At Twitter, Ghost Security Group and an affiliate now circulate lists of problem accounts. Ordinary users who see those lists can then complain about those accounts, getting them suspended more quickly than if the groups were acting alone.
"More accounts are being taken down," said J.M. Berger, a Brookings Institution expert on DAESH. "I do think the majority of the reporting is being done by groups like Anonymous and Ghost Security. But there are other initiatives, including the Counter Extremism Project and the Sawab Center, which are contributing to reporting efforts."
Berger said the efforts were helping to keep the DAESH's Twitter audience "about flat, which I think is positive."
The pressure on Twitter is one reason that DAESH has moved a lot of its broadcast communication to Telegram, which opened a "channels" service that lets a participant reach thousands of viewers, J.M. Berger, a Brookings Institution expert on DAESH and other security experts said.
The Ghost Security Group leader, who uses the moniker DigitaShadow, said that his group was still gathering information on Telegram.
In other cases, he said websites were taken down after his group's researchers notified the hosting provider. In a few cases, the group arranged denial-of-service attacks. But he said the guidance coming back to him through Smith was generally away from such brute-force methods.
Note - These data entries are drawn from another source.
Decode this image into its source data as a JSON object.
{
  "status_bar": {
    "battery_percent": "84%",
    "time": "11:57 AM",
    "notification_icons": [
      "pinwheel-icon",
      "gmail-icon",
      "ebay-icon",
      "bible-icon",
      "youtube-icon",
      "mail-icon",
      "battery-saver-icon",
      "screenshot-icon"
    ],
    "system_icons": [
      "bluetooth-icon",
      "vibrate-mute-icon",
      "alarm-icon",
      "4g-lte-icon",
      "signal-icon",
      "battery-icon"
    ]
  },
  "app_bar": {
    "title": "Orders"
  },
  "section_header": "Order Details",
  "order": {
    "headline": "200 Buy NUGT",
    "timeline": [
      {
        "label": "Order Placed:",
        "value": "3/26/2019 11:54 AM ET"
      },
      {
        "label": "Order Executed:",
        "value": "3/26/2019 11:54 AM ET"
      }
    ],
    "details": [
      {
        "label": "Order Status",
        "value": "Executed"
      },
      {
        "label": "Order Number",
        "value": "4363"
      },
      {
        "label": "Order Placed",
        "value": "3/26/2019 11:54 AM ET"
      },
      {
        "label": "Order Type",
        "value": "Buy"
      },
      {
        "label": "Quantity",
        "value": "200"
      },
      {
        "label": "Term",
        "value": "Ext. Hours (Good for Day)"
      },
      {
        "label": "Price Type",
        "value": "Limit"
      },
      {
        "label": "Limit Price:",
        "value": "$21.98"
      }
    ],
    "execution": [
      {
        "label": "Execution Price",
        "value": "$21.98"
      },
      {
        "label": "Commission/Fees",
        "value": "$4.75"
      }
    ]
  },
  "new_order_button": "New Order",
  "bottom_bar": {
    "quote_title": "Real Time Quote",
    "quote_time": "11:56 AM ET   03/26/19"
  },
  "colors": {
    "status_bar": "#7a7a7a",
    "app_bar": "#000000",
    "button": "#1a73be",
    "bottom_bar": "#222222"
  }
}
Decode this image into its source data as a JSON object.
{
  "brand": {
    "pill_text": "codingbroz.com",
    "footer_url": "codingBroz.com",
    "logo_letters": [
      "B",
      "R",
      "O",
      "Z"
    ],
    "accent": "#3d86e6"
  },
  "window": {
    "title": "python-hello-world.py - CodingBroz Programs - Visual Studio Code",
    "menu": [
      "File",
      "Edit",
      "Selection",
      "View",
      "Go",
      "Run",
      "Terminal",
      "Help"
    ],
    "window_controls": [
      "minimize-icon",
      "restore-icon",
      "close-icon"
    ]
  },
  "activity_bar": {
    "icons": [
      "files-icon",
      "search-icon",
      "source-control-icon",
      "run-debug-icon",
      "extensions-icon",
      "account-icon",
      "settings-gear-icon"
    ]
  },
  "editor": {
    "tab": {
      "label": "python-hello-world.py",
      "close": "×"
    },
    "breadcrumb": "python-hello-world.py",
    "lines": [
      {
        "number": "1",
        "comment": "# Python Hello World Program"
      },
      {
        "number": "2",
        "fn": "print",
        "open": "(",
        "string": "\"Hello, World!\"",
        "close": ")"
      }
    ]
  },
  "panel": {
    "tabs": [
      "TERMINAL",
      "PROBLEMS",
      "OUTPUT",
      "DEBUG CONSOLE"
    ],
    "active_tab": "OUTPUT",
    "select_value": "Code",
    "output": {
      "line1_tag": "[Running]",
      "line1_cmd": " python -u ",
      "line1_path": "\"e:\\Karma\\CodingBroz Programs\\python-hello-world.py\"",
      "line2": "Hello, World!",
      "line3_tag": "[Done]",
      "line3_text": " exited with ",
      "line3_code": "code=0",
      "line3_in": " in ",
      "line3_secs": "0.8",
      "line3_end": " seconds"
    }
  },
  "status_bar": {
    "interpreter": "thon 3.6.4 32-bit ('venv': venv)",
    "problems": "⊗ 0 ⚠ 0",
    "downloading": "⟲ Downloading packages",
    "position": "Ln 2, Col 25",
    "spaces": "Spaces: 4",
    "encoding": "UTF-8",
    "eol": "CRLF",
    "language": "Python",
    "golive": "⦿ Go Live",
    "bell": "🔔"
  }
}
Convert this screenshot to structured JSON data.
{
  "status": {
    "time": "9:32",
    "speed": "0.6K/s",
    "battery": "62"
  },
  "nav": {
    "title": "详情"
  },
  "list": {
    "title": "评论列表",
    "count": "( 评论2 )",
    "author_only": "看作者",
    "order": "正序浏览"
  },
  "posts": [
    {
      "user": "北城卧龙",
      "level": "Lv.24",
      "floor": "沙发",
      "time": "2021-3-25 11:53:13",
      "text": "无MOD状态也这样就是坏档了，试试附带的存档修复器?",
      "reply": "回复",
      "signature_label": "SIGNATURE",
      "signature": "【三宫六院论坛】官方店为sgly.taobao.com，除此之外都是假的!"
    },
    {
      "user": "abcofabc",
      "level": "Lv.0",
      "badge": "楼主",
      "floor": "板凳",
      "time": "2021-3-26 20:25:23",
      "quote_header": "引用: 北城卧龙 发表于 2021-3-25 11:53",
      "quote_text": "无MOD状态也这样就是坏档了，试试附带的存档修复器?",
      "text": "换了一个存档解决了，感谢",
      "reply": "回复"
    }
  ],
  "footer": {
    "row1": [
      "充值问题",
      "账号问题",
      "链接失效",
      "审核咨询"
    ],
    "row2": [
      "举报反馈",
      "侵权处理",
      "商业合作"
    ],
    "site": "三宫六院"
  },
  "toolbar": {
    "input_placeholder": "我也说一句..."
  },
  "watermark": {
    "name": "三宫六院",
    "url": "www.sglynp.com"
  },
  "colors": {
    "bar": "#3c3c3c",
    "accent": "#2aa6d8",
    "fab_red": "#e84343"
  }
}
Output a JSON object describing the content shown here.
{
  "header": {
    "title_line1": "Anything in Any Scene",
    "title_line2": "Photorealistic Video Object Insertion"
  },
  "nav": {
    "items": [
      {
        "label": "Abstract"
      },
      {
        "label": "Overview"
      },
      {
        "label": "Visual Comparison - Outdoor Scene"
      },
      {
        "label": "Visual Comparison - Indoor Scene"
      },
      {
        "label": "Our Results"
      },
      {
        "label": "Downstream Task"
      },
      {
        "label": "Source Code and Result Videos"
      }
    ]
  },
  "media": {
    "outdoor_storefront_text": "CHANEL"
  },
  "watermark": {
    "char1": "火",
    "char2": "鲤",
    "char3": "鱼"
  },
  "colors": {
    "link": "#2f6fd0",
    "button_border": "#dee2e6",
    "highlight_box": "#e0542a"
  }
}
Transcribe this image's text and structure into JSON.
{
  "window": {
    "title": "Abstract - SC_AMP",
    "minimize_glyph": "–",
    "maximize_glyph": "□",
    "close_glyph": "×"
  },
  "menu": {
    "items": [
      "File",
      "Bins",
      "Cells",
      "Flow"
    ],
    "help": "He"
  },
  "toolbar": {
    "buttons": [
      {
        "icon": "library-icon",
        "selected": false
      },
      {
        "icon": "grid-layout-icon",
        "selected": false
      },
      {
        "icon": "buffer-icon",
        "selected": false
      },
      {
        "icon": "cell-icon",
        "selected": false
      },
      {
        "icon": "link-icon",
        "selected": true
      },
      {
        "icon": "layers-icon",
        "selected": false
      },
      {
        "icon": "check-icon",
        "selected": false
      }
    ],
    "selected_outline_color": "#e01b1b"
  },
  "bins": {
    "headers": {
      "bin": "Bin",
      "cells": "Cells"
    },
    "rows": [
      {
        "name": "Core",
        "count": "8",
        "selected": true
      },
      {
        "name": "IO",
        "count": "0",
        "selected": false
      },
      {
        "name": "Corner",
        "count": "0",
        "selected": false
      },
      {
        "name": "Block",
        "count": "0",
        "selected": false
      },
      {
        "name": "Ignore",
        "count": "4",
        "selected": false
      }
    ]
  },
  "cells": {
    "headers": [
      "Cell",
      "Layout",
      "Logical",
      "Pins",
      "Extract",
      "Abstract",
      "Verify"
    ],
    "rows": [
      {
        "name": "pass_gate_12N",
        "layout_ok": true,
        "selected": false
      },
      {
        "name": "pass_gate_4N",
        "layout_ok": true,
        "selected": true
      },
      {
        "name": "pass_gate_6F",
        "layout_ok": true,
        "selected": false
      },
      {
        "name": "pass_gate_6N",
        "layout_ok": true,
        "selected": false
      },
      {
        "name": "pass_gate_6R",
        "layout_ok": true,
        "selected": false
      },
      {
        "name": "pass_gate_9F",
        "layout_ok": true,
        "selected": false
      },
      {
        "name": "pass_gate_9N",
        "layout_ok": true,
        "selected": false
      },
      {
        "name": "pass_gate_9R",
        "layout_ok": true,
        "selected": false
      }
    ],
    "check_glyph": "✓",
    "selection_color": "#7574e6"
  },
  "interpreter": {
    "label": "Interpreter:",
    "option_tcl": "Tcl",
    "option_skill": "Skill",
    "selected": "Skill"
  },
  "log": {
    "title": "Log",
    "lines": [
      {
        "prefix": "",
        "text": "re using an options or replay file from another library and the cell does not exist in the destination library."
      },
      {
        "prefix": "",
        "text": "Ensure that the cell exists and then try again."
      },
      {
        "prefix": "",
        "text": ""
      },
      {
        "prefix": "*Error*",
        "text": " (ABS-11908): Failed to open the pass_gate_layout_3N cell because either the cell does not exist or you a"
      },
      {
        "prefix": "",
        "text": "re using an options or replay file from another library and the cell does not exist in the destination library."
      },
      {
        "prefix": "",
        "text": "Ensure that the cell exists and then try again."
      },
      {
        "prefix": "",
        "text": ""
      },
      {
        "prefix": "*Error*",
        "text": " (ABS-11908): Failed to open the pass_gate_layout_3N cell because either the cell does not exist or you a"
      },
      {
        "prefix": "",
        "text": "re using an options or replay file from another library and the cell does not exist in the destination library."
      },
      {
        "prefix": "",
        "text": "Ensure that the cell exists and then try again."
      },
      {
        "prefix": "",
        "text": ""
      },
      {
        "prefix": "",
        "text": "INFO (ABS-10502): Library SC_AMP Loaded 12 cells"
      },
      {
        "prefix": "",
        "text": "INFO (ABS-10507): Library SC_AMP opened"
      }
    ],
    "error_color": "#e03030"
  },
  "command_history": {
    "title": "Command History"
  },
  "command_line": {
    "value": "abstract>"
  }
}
"We've backed down from denial-of-service and moved toward intelligence collection," he stated.